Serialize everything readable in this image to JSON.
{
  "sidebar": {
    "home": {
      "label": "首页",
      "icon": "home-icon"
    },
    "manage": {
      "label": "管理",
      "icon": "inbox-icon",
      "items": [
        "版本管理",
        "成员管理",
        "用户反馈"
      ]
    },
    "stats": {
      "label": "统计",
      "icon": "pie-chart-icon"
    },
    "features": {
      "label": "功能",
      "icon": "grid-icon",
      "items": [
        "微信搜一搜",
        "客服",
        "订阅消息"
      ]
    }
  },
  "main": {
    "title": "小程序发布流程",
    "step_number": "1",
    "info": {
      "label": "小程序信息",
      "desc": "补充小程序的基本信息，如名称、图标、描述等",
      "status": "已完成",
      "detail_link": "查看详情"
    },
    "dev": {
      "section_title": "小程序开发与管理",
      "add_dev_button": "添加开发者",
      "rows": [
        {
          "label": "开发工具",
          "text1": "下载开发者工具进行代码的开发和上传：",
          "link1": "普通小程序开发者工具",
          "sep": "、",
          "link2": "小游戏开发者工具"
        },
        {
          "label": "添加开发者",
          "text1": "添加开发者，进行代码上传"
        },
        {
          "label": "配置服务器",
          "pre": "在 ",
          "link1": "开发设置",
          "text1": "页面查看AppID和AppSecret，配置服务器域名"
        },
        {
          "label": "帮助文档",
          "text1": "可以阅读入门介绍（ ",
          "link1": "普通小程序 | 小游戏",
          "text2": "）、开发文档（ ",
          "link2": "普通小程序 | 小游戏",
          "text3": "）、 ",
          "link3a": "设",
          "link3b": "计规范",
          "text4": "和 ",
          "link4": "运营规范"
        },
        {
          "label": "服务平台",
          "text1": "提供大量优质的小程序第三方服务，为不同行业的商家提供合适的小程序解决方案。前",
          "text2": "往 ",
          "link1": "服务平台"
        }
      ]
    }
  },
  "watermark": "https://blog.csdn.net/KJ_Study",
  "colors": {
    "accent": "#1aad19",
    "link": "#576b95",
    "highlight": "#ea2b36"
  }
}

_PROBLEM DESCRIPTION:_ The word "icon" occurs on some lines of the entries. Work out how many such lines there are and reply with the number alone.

_ANSWER SPACE:_ 4